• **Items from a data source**
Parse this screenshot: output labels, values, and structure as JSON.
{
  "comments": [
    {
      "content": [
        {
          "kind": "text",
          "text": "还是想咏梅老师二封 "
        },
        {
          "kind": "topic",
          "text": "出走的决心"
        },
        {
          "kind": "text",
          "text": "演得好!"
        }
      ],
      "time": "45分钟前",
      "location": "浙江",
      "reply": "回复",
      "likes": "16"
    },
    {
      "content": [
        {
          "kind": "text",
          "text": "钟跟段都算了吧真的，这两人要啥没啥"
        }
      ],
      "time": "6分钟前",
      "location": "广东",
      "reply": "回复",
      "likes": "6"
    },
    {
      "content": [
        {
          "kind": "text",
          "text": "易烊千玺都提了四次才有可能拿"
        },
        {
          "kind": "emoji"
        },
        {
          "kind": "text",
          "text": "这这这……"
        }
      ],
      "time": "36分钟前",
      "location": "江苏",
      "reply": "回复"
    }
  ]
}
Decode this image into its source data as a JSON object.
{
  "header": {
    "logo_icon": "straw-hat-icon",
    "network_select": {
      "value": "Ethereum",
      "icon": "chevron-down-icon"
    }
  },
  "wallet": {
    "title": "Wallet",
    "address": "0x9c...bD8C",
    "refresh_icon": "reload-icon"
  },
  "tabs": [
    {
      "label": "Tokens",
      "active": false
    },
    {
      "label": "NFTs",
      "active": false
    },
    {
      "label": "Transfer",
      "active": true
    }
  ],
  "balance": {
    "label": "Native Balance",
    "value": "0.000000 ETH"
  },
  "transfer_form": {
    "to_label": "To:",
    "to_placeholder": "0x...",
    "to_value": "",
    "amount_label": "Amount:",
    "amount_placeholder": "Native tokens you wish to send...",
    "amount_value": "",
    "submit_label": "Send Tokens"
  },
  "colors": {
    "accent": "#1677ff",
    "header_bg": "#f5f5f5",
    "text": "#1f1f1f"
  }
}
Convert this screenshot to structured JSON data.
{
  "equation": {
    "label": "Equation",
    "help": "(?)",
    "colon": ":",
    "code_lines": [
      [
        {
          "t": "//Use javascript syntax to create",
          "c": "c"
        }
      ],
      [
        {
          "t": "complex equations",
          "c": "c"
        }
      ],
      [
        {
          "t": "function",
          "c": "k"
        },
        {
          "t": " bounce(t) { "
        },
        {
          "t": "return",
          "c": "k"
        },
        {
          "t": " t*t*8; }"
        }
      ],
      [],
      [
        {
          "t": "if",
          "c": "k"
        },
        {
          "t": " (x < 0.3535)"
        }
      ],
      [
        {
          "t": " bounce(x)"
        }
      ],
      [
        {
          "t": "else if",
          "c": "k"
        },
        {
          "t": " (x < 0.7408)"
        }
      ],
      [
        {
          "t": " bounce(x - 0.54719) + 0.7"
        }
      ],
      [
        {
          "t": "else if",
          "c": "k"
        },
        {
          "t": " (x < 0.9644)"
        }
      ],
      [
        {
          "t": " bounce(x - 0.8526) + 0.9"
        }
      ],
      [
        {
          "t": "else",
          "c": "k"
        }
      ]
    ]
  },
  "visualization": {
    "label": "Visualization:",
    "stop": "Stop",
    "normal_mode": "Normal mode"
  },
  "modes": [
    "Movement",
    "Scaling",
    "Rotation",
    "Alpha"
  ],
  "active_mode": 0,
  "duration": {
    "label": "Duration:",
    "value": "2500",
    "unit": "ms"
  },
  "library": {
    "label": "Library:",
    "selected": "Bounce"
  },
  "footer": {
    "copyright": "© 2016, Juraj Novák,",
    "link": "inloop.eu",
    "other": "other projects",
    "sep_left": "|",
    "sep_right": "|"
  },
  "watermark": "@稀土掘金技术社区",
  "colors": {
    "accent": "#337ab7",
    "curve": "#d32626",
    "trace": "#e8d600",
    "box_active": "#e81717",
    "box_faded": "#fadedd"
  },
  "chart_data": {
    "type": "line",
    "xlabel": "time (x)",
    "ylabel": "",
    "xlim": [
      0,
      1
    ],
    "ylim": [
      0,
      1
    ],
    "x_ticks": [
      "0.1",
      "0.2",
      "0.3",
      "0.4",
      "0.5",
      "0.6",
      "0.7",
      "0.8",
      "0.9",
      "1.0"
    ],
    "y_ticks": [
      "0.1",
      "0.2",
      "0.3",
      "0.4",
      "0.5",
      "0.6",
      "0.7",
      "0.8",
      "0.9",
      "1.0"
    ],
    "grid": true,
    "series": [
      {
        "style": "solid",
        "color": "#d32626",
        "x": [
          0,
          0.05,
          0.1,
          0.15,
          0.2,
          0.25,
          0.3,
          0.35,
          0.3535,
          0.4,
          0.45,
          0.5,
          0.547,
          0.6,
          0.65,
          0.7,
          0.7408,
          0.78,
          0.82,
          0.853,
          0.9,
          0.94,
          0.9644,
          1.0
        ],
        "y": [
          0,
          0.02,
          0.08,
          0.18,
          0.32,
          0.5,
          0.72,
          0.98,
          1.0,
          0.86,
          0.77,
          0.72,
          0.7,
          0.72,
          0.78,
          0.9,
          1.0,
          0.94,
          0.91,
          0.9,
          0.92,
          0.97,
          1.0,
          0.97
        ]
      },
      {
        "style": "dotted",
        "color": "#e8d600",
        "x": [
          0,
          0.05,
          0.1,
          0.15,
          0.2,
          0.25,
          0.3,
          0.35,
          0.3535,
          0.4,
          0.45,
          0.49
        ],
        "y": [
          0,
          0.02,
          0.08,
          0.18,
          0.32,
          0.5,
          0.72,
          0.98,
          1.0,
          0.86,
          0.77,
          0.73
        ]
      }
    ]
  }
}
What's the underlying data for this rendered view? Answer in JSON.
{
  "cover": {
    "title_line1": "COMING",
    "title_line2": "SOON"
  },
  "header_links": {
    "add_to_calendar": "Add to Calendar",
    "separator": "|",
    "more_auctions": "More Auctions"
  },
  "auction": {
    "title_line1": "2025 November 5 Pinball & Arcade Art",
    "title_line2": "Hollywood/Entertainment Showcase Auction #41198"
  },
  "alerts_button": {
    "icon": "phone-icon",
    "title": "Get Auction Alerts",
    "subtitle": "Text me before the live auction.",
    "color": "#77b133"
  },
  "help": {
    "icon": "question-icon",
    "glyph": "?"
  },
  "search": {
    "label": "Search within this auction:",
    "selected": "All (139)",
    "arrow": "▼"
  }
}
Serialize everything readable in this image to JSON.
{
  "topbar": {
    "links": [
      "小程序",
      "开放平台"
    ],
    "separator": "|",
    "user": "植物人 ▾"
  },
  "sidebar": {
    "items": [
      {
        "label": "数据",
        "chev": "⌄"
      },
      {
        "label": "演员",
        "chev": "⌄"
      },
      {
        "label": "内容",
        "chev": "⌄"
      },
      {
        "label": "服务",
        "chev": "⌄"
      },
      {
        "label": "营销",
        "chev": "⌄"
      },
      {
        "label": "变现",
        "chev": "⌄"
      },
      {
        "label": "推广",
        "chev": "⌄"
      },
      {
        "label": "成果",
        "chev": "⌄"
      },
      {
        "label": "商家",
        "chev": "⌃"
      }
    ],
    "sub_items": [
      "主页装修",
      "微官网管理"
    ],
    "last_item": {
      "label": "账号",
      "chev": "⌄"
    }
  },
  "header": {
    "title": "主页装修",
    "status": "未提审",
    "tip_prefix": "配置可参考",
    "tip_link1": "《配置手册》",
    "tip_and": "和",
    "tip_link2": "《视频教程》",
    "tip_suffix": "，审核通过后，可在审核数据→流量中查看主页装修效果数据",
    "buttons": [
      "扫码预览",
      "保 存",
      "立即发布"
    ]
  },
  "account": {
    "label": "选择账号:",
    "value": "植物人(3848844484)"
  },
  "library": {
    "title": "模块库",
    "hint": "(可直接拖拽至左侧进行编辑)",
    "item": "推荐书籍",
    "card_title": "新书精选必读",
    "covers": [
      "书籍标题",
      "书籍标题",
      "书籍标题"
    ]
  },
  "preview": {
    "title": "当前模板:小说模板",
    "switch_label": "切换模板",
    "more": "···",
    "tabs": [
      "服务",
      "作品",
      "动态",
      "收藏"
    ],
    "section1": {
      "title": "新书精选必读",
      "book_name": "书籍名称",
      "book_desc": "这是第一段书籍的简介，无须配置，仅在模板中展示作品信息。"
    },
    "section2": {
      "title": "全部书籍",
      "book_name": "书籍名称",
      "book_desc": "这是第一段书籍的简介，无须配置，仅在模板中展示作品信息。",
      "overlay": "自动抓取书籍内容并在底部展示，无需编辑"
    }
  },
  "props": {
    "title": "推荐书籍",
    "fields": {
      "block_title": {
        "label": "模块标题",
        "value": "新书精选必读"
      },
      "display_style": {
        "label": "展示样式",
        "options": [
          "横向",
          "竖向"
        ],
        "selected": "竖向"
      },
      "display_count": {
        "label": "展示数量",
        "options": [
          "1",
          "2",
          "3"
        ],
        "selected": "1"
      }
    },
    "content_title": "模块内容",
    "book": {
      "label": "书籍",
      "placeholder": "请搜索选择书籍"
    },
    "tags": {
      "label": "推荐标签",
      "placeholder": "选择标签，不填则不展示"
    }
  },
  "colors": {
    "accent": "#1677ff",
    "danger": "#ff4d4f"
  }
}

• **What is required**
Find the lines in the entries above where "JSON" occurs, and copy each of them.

• **Answer box**
Parse this screenshot: output labels, values, and structure as JSON.
Decode this image into its source data as a JSON object.
Convert this screenshot to structured JSON data.
What's the underlying data for this rendered view? Answer in JSON.
Serialize everything readable in this image to JSON.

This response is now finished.